Entries supplied section start

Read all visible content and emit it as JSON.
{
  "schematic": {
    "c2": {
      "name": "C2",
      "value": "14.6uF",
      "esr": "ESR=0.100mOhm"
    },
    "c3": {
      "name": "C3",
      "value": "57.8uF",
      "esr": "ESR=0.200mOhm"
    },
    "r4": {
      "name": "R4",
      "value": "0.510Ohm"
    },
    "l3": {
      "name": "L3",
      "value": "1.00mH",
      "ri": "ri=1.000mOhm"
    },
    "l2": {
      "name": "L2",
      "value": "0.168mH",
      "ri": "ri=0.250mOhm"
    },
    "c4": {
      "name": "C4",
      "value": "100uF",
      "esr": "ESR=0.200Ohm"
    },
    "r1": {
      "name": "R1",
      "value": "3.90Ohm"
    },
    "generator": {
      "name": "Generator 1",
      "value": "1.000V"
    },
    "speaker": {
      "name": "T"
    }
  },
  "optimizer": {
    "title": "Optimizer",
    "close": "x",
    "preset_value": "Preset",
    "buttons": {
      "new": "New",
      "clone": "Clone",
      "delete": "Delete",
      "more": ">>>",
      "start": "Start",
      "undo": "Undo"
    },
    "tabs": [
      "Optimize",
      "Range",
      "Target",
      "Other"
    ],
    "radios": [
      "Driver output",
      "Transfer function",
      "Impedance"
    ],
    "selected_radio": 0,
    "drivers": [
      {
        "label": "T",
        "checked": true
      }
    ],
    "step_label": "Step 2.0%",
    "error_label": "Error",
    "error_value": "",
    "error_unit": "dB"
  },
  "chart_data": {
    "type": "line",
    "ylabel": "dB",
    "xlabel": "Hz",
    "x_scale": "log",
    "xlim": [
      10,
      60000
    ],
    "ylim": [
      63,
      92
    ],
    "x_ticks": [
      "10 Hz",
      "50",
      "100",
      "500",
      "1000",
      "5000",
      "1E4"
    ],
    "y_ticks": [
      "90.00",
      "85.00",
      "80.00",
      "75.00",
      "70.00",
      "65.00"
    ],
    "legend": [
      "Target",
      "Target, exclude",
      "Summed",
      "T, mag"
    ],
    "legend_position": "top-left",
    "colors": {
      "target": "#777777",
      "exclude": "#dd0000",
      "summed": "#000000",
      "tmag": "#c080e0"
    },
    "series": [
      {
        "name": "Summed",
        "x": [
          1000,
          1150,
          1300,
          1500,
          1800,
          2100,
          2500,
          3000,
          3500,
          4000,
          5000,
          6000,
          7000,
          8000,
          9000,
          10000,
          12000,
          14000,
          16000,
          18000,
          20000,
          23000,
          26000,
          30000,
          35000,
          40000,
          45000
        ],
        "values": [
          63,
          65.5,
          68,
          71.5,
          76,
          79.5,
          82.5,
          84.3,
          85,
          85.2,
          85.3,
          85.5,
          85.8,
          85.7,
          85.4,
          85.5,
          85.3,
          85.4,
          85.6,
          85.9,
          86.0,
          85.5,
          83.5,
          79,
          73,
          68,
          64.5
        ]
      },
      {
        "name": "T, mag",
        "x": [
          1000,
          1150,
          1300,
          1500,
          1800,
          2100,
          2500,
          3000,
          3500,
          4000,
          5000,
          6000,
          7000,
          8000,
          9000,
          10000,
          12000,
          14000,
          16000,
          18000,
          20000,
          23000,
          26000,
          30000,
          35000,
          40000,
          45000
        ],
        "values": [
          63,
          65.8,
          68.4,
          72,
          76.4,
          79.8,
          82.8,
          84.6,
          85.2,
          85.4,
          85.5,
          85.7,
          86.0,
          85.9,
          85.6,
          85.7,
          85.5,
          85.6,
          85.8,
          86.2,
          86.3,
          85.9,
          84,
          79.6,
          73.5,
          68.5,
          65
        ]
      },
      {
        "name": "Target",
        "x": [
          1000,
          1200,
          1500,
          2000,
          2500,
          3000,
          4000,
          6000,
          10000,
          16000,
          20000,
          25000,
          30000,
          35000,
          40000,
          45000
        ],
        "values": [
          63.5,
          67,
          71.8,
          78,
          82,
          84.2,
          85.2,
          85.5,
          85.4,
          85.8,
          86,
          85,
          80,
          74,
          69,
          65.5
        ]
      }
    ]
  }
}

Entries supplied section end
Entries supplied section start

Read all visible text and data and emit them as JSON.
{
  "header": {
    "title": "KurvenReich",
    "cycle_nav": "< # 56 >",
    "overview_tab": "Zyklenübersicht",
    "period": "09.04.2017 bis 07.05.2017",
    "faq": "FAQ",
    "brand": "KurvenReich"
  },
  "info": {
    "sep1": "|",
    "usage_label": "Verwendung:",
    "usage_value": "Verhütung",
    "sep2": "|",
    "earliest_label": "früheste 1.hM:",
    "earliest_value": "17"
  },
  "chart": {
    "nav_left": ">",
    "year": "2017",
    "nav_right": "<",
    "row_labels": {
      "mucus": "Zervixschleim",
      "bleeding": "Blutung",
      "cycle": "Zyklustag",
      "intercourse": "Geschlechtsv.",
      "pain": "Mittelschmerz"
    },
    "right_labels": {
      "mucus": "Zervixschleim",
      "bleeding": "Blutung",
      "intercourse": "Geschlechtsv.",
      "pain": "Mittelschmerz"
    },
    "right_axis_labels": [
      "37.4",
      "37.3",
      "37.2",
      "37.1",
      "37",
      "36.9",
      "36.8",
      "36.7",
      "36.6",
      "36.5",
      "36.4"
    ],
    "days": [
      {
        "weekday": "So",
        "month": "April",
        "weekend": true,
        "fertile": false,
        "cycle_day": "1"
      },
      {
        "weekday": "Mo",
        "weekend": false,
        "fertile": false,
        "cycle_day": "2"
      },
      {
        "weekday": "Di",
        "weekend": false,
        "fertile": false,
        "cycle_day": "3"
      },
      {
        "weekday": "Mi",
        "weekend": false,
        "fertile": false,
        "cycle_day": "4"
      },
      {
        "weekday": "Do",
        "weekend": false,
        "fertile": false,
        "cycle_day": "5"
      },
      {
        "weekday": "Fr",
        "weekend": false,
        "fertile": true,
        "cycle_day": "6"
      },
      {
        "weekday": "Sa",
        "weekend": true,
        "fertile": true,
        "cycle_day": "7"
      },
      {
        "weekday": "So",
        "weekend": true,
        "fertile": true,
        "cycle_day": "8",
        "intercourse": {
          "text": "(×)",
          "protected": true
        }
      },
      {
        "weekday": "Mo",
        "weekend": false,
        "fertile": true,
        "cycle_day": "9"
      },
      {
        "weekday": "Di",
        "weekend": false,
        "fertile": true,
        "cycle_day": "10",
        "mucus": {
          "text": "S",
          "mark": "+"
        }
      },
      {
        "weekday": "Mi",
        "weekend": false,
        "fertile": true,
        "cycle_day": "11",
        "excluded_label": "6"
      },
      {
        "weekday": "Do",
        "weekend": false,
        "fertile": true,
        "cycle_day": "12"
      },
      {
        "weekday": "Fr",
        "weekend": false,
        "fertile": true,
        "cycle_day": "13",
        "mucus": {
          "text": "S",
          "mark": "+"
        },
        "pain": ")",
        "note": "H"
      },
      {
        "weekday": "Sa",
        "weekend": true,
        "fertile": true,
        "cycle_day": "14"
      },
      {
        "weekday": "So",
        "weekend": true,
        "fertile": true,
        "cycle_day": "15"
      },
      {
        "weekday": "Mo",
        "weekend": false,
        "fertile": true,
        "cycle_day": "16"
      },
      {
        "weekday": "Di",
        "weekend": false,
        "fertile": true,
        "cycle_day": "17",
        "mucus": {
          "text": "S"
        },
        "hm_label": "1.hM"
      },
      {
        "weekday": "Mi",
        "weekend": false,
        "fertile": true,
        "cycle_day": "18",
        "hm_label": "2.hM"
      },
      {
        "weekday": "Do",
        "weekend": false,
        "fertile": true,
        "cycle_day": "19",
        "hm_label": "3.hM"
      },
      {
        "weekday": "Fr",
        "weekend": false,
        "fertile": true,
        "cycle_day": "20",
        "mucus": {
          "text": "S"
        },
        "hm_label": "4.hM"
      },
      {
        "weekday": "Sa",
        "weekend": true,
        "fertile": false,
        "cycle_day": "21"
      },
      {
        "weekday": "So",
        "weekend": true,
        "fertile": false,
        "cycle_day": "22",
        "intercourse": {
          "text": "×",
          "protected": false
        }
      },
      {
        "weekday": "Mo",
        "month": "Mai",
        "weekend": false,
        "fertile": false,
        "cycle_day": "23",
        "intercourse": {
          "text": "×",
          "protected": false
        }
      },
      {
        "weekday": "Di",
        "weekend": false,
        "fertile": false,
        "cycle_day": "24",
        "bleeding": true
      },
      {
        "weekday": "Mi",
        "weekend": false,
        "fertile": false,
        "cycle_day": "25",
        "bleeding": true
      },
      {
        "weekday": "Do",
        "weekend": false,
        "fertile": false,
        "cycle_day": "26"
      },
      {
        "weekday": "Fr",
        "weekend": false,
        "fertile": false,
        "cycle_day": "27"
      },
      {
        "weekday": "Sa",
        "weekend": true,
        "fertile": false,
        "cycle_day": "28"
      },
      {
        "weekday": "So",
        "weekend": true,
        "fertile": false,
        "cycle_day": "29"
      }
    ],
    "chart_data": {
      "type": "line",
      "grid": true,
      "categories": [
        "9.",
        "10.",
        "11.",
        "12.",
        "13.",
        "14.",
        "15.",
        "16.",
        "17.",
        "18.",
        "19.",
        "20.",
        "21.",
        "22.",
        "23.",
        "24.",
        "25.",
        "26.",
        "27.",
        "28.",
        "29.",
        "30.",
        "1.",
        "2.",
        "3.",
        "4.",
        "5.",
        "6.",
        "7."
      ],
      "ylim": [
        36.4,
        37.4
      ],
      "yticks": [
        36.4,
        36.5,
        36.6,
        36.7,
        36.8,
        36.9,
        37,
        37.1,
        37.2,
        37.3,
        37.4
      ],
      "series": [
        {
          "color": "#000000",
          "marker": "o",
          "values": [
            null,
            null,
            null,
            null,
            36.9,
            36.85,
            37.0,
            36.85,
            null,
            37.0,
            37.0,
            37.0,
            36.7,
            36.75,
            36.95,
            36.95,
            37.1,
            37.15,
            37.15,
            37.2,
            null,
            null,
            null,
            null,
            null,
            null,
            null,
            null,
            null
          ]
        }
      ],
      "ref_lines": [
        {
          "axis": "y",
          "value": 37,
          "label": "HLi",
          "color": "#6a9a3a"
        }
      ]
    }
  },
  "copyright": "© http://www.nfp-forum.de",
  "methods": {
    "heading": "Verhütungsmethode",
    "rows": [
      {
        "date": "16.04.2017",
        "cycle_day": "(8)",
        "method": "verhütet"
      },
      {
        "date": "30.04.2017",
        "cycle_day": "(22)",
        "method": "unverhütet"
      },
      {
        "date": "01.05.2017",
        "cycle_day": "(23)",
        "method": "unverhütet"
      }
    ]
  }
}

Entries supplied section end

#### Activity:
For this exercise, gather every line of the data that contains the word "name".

#### Exercise output:
      "name": "C2",
      "name": "C3",
      "name": "R4",
      "name": "L3",
      "name": "L2",
      "name": "C4",
      "name": "R1",
      "name": "Generator 1",
      "name": "T"
        "name": "Summed",
        "name": "T, mag",
        "name": "Target",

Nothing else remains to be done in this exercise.